* [Problem to work on]:
Whenever the word "title" turns up in a line of the data below, copy that line.

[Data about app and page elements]
- - - - - - -
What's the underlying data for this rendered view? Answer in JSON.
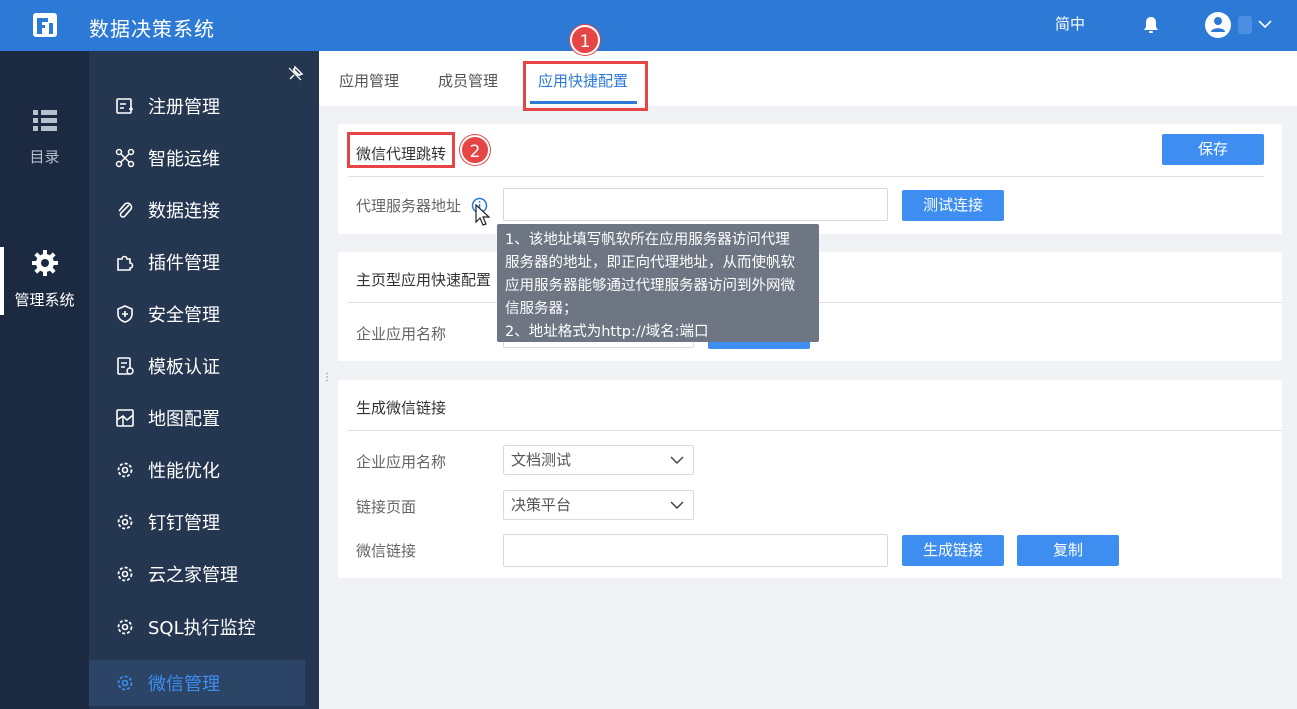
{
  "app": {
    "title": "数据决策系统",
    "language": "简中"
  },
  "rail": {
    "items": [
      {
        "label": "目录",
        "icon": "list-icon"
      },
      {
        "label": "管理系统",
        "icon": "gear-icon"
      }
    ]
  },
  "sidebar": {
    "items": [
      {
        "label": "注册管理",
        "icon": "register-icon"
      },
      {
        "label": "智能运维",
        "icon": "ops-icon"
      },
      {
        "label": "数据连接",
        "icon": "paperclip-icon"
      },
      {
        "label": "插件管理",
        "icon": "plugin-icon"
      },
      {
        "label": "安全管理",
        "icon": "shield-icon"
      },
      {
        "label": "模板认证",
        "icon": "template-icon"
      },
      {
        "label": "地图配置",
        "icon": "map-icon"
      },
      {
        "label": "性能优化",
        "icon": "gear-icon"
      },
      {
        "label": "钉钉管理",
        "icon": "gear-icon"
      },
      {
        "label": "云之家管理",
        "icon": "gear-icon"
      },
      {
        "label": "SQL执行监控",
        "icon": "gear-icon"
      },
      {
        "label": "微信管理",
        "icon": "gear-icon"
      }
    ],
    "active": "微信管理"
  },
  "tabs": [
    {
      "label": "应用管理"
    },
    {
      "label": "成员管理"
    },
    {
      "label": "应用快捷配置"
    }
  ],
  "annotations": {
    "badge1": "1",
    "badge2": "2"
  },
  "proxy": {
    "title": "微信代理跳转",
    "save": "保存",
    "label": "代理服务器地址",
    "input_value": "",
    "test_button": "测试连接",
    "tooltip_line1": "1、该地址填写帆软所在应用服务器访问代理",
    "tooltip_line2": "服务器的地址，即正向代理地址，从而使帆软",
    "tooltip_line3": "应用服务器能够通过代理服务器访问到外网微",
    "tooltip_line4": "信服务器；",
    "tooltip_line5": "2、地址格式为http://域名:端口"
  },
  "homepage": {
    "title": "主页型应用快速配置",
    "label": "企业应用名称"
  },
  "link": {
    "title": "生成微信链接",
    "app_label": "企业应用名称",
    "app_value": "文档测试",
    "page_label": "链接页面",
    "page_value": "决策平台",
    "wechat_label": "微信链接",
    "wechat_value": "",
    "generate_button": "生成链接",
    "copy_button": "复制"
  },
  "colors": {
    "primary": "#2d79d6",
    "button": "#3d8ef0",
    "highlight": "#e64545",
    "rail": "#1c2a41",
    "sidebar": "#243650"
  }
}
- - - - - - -
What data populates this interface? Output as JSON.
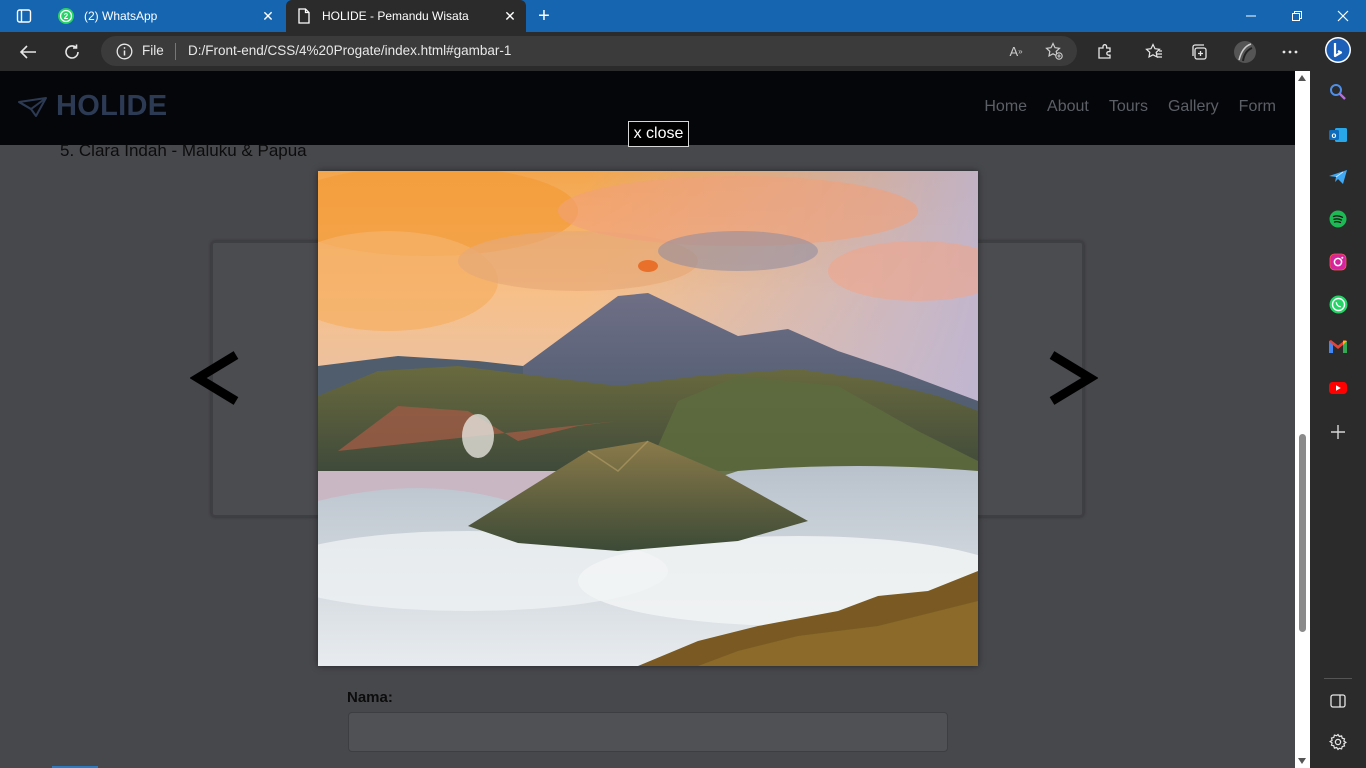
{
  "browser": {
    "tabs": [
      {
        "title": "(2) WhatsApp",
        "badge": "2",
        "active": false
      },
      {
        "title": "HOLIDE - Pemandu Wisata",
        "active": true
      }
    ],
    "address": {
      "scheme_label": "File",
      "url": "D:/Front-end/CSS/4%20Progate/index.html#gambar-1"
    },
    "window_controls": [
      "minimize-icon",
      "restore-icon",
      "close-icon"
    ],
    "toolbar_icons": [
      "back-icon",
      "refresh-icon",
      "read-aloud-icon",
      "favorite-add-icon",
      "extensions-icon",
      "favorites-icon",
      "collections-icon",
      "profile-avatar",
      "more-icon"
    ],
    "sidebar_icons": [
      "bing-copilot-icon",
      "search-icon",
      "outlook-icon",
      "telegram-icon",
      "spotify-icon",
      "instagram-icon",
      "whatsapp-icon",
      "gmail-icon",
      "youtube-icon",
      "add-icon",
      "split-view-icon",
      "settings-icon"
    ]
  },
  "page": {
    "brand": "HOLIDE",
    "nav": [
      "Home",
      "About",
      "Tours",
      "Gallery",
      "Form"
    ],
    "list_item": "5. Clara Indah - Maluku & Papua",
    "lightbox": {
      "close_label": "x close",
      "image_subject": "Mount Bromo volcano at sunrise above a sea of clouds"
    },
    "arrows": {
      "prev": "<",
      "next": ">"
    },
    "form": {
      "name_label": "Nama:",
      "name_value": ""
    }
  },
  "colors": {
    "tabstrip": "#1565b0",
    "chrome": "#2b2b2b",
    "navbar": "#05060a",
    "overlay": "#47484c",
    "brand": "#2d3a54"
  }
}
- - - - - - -
* [Solution to the exercise]:
    "title": "数据决策系统",
    "title": "微信代理跳转",
    "title": "主页型应用快速配置",
    "title": "生成微信链接",
        "title": "(2) WhatsApp",
        "title": "HOLIDE - Pemandu Wisata",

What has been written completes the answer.